Task item:
What's wanted is a faithful retyping of every entry, pictures excluded.

[Stored dataset items]
⁂
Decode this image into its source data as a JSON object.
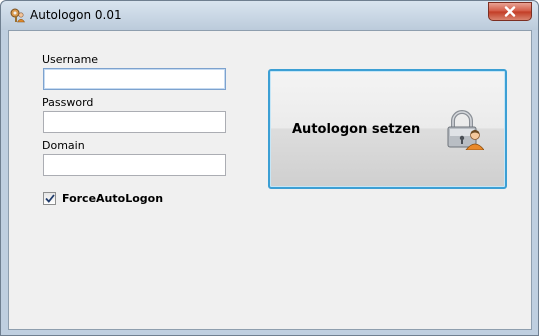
{
  "window": {
    "title": "Autologon 0.01",
    "app_icon": "user-key-icon",
    "close_icon": "close-icon"
  },
  "form": {
    "username_label": "Username",
    "username_value": "",
    "password_label": "Password",
    "password_value": "",
    "domain_label": "Domain",
    "domain_value": "",
    "force_autologon_label": "ForceAutoLogon",
    "force_autologon_checked": true
  },
  "action_button": {
    "label": "Autologon setzen",
    "icon": "lock-user-icon"
  },
  "colors": {
    "button_border": "#3c9fd4",
    "close_button": "#c23b24",
    "focus_border": "#7da2ce"
  }
}
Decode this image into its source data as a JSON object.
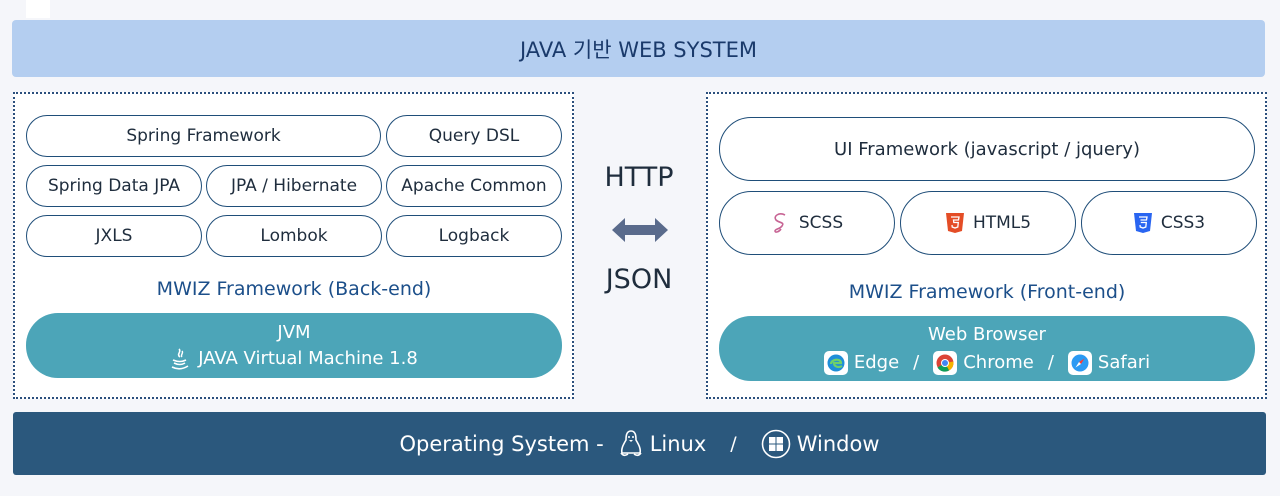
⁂
Response area:
Decode this image into its source data as a JSON object.
{
  "window": {
    "title": "Autologon 0.01",
    "app_icon": "user-key-icon",
    "close_icon": "close-icon"
  },
  "form": {
    "username_label": "Username",
    "username_value": "",
    "password_label": "Password",
    "password_value": "",
    "domain_label": "Domain",
    "domain_value": "",
    "force_autologon_label": "ForceAutoLogon",
    "force_autologon_checked": true
  },
  "action_button": {
    "label": "Autologon setzen",
    "icon": "lock-user-icon"
  },
  "colors": {
    "button_border": "#3c9fd4",
    "close_button": "#c23b24",
    "focus_border": "#7da2ce"
  }
}
Decode this image into its source data as a JSON object.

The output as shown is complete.